Sanitation is essential to children’s survival and development.
Sanitation is about more than just toilets. Behaviours, facilities and services together provide the hygienic environment children need to fight diseases and grow up healthy.
3.5 billion people still do not have safe sanitation services, while 419 million people practice “open defecation”.
Poor sanitation puts children at risk of childhood diseases and malnutrition that can impact their overall development, learning and, later in life, economic opportunities. While some parts of the world have improved access to sanitation, millions of children in poor and rural areas have been left behind.
Lack of sanitation can be a barrier to individual prosperity and sustainable development. When children, especially girls, cannot access private and decent sanitation facilities in their schools and learning environments, the right to education is threatened. As adults, wage earners who miss work due to illness may find themselves in financial peril. And when health systems become overwhelmed and productivity levels fall, entire economies suffer.
Without basic sanitation services, people have no choice but to use inadequate communal latrines or to practise open defecation, posing a risk to health and livelihoods.
Even in communities with toilets, waste containment may not be adequate. If they are difficult to clean or not designed or maintained to safely contain, transport and treat excreta, for example, waste might come into contact with people and the environment. These factors make sustainable development nearly impossible.
The practice of defecating in the open (such as in fields, bushes, or by bodies of water) can be devastating for public health.
Exposed faecal matter contaminates food, water and the environment, and can spread serious diseases, such as cholera. Coupled with poor hygiene practices, exposure to faecal matter remains a leading cause of child mortality, morbidity, undernutrition and stunting, and can negatively impact a child's cognitive development.
Harmful to community health and well-being, open defecation can also undermine individual dignity and safety – especially for girls and women.
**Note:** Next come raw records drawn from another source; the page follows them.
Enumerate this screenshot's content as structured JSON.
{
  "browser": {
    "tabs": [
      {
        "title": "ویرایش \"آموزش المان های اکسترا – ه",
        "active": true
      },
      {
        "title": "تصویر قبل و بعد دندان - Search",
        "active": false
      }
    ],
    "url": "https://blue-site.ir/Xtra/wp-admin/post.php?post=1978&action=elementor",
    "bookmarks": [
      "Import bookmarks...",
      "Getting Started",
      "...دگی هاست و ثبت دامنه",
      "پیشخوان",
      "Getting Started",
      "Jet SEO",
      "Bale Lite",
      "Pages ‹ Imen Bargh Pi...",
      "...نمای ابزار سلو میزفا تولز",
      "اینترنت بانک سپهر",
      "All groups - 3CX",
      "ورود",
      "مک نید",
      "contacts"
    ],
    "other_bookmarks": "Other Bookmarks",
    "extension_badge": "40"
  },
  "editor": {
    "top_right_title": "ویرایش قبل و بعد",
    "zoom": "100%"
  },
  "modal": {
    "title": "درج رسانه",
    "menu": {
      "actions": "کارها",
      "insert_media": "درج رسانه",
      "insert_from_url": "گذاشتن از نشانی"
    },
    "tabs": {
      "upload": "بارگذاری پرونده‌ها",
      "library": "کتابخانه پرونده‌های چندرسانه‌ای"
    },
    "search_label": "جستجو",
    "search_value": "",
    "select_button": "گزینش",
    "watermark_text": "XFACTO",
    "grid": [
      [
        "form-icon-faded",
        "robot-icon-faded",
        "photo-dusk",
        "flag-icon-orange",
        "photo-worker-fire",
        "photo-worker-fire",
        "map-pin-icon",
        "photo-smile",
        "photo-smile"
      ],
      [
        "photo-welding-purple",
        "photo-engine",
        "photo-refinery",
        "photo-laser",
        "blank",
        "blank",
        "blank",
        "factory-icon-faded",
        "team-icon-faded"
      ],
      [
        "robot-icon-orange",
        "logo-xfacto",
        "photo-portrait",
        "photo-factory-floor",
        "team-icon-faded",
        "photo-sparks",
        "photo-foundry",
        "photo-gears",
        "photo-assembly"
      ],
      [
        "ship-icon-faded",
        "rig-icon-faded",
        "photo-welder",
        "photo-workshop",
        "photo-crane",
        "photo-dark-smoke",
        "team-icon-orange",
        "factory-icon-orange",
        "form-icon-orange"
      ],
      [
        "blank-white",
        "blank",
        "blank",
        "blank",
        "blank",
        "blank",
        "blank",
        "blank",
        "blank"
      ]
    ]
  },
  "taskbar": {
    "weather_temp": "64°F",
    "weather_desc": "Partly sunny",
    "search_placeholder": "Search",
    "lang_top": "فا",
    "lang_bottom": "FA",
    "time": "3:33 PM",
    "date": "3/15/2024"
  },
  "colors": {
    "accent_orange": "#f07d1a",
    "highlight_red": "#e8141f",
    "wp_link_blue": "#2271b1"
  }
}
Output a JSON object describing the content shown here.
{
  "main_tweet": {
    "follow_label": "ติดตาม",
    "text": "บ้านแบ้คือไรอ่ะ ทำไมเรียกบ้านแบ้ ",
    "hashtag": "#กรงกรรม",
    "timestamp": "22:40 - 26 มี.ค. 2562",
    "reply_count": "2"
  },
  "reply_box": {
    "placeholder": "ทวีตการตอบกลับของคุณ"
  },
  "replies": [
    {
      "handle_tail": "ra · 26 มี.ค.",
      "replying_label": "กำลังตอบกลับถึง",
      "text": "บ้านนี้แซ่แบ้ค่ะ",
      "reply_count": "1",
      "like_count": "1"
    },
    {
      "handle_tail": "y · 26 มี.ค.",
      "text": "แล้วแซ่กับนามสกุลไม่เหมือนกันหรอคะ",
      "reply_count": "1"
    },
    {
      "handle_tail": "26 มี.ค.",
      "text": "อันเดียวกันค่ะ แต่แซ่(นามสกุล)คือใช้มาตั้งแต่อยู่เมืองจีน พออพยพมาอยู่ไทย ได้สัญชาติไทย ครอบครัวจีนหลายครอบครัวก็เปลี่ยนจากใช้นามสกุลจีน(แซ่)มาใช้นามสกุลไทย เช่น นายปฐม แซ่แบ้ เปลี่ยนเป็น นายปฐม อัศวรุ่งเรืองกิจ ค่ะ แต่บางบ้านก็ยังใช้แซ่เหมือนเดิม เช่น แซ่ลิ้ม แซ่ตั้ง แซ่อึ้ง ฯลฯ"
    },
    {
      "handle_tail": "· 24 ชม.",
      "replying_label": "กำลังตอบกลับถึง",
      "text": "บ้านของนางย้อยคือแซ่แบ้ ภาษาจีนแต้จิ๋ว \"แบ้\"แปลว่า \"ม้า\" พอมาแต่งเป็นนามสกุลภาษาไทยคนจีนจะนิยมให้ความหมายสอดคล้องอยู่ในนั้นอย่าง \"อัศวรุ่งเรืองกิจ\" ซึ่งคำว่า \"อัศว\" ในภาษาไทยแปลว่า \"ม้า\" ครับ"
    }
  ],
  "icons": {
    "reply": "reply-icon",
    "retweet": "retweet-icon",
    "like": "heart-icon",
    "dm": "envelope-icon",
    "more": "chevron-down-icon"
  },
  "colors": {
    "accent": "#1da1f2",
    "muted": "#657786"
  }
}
When forced to travel greater distances from home to reach adequate hygiene facilities, girls are women are put at greater risk of violence.
UNICEF is on the ground in more than 100 countries to provide safe sanitation for the world's most vulnerable communities in rural and urban areas, and during emergencies.
We mobilize communities, build markets for sanitation goods and services, and partner with governments to plan and finance sanitation services.
In emergencies, UNICEF provides urgent relief to communities and nations threatened by disrupted services and the risk of disease outbreak.
We also support innovation in sanitation; improving sanitation technology; ensuring basic toilets are affordable, accessible and safe; and finding effective, sustainable solutions for sanitation challenges that harm children.
Ending open defecation
Ongoing investment in sanitation services by households, communities and governments is necessary to shift community behaviour so that ‘toilet use by all’ becomes the new norm.
Many countries are off track to end open defecation by 2030. UNICEF’s commitment to meet this challenge has been mapped in our ‘game plan’ to end open defecation, a strategy for reaching the 26 countries that account for over 90 per cent of global open defection.
We support governments through community- and market-based approaches in rural areas and in urban slums, where most people defecating in the open live. Communities are encouraged to carry out an analysis of existing defecation patterns and to use local resources to build low-cost household toilets and ultimately eliminate the practice.